  • Isolated approach — farmers rarely engage with other technologies and practices that support resilience (such as planting stress-tolerant crop varieties, adhering to advisories and implementing good agronomic practices).

Through their innovative insurance offering, the team at ACRE Africa — supported by the Cultivate Africa’s Future Fund, a partnership between IDRC and the Australian Centre for International Agricultural Research — is taking action “to link smallholder farmers to risk mitigation and climate adaptation solutions so they can comfortably invest in their farms,” revealed Waithaka.

John Poi Namanjelie applies fertilizer to his insured crops.
Georgina Smith
John Poi Namanjelie applies fertilizer to his insured crops.

Counting the payoffs

“The picture-based insurance project offers farmers an affordable, innovative, inclusive, climate-smart agriculture solution,” Waithaka said. It’s also easy to join. Farmers simply dial a USSD code and choose the type of crop they want to cover, after which they are automatically enrolled.

To support the uptake of picture-based insurance and enhance trust levels around insurance, ACRE Africa also established a network of “champion farmers” in Kenya. These individuals, two-thirds of whom are women, are “key opinion shapers in the villages in which they reside,” explained Waithaka. It was found that female champions are more likely to successfully recruit new women farmers to the picture-based insurance scheme.

Imagery is at the heart of the picture-based insurance approach. Photographs of farmers’ crops are collected using satellites and smartphones. Champion farmers use an app called SeeItGrow to “take images of registered farmers’ crops throughout the season, which are then used in the evaluation process at the end of the season,” Waithaka said.

The project has developed three machine-learning models to help process the images, classifying crops according to their growth stage and the type and extent of damage. At the end of the season, a panel of experts comprising insurance companies and agronomists evaluate the images to give them a “score” that forms the basis from which farmers can make claims.

Building resilience

Farmers who take out picture-based insurance are also supported in other climate-related aspects. For instance, ACRE Africa continually provides farmers with training to protect their crops against climate shocks, connects them to companies that sell stress-tolerant seed varieties, and uses information services to encourage them to use good agronomic practices and to heed advisories.
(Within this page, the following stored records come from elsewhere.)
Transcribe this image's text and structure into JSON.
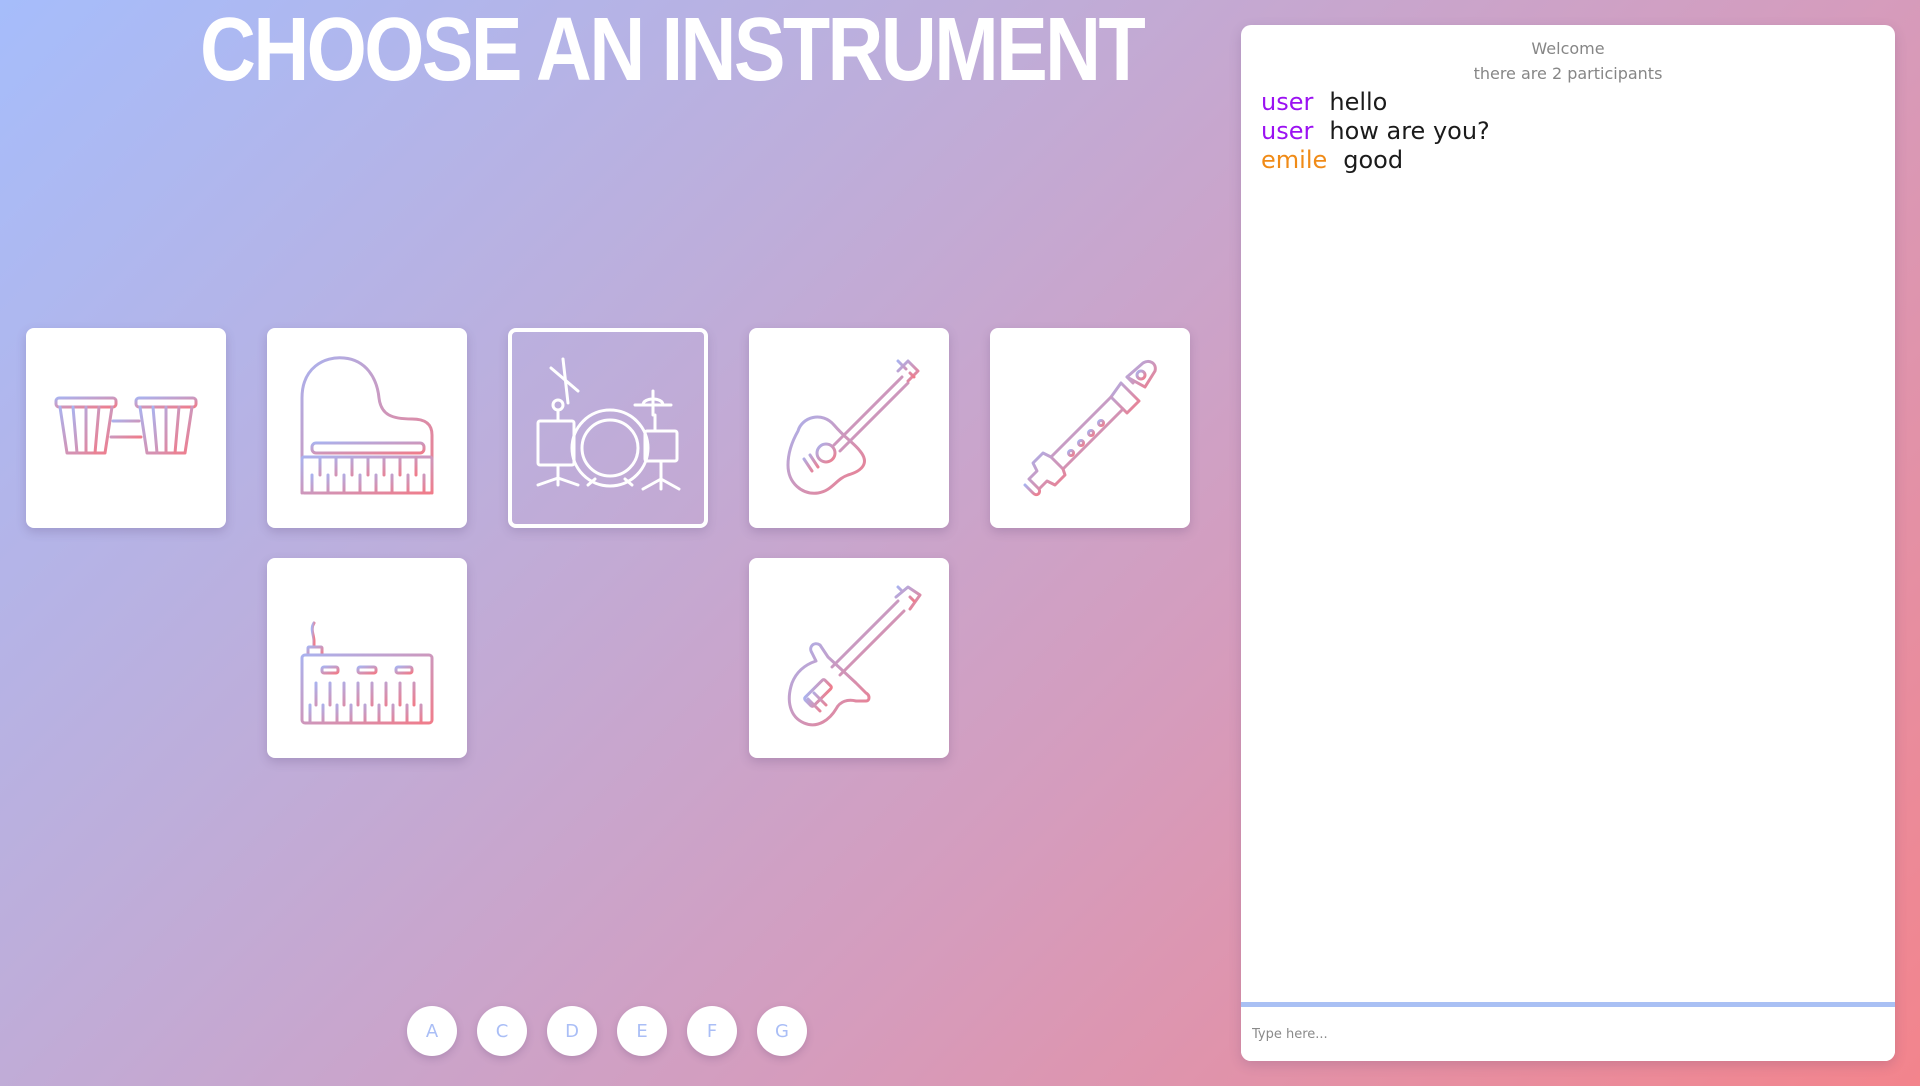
{
  "page": {
    "title": "CHOOSE AN INSTRUMENT"
  },
  "instruments": [
    {
      "icon": "bongo-drums-icon",
      "selected": false
    },
    {
      "icon": "grand-piano-icon",
      "selected": false
    },
    {
      "icon": "drum-kit-icon",
      "selected": true
    },
    {
      "icon": "acoustic-guitar-icon",
      "selected": false
    },
    {
      "icon": "recorder-flute-icon",
      "selected": false
    },
    {
      "icon": "synthesizer-keyboard-icon",
      "selected": false
    },
    {
      "icon": "electric-guitar-icon",
      "selected": false
    }
  ],
  "notes": [
    "A",
    "C",
    "D",
    "E",
    "F",
    "G"
  ],
  "chat": {
    "welcome": "Welcome",
    "participants": "there are 2 participants",
    "messages": [
      {
        "user": "user",
        "text": "hello",
        "color": "#9b11f2"
      },
      {
        "user": "user",
        "text": "how are you?",
        "color": "#9b11f2"
      },
      {
        "user": "emile",
        "text": "good",
        "color": "#f08b17"
      }
    ],
    "input_placeholder": "Type here..."
  },
  "colors": {
    "gradient_start": "#a6bdfb",
    "gradient_end": "#f3848c",
    "icon_gradient_start": "#aab2ee",
    "icon_gradient_end": "#f07c8a",
    "note_text": "#aabef6",
    "chat_divider": "#a9c0f4"
  }
}
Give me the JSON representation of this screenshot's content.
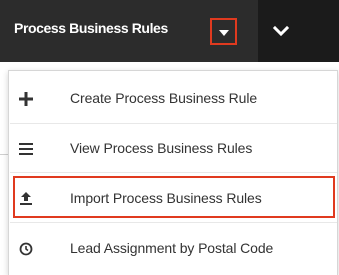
{
  "header": {
    "tab_label": "Process Business Rules",
    "tab_menu_icon": "caret-down-icon",
    "more_icon": "chevron-down-icon"
  },
  "menu": {
    "items": [
      {
        "label": "Create Process Business Rule",
        "icon": "plus-icon"
      },
      {
        "label": "View Process Business Rules",
        "icon": "list-icon"
      },
      {
        "label": "Import Process Business Rules",
        "icon": "upload-icon"
      },
      {
        "label": "Lead Assignment by Postal Code",
        "icon": "clock-icon"
      }
    ]
  },
  "colors": {
    "header_background": "#1b1b1b",
    "tab_background": "#2c2c2c",
    "highlight": "#e03a1f",
    "menu_text": "#333333"
  }
}
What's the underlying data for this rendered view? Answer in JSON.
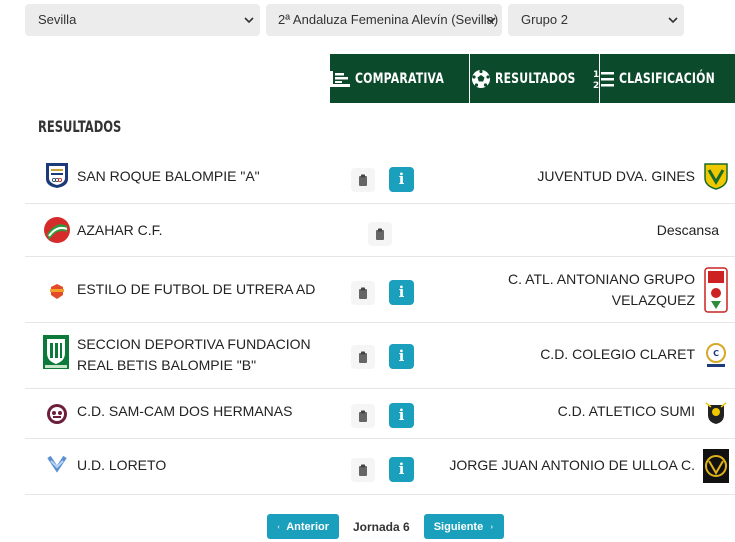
{
  "filters": {
    "province": "Sevilla",
    "competition": "2ª Andaluza Femenina Alevín (Sevilla)",
    "group": "Grupo 2"
  },
  "tabs": {
    "comparativa": "COMPARATIVA",
    "resultados": "RESULTADOS",
    "clasificacion": "CLASIFICACIÓN"
  },
  "section_title": "RESULTADOS",
  "matches": [
    {
      "home": "SAN ROQUE BALOMPIE \"A\"",
      "away": "JUVENTUD DVA. GINES"
    },
    {
      "home": "AZAHAR C.F.",
      "away": "Descansa"
    },
    {
      "home": "ESTILO DE FUTBOL DE UTRERA AD",
      "away": "C. ATL. ANTONIANO GRUPO VELAZQUEZ"
    },
    {
      "home": "SECCION DEPORTIVA FUNDACION REAL BETIS BALOMPIE \"B\"",
      "away": "C.D. COLEGIO CLARET"
    },
    {
      "home": "C.D. SAM-CAM DOS HERMANAS",
      "away": "C.D. ATLETICO SUMI"
    },
    {
      "home": "U.D. LORETO",
      "away": "JORGE JUAN ANTONIO DE ULLOA C."
    }
  ],
  "info_label": "i",
  "pager": {
    "prev": "Anterior",
    "round": "Jornada 6",
    "next": "Siguiente"
  },
  "colors": {
    "tab_bg": "#0b4a2a",
    "button_teal": "#1a9fbd",
    "select_bg": "#ececec"
  }
}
Mary Nasimitu is a champion farmer and intercrops maize and beans.
Georgina Smith
Mary Nasimitu is a champion farmer and intercrops maize and beans.

ACRE Africa’s approach is proving successful. So far, the champion farmers have collected over 60,000 field images from more than 7,300 farmers who have signed up to the picture-based insurance scheme. More than half of women farmers who are offered picture-based insurance take it up, including Elizabeth, a 42-year-old mother of three living in Machakos County. “In 2021, she took out insurance cover by paying a premium of USD 2,” shared Waithaka. Following a drought later that year that saw many farmers lose their crops, “Elizabeth was able to get USD 15 in compensation through her insurance, which she used to buy three bags of seeds to plant the following season.”

While ACRE Africa is keen to enhance the livelihoods of smallholder farmers, they’re also aware of the project’s impact on a larger scale. “By helping build their resilience,” stated Waithaka, “we’re not only supporting individuals, but also trying to foster economic growth and food security.”

The picture-based insurance project was developed and implemented by a consortium of organizations: the Kenya Agricultural and Livestock Research Organization, ACRE Africa, the International Food Policy Research Institute and Wageningen University and Research, among other stakeholders.

Read more about this project

Learn more about the Cultivate Africa’s Future Fund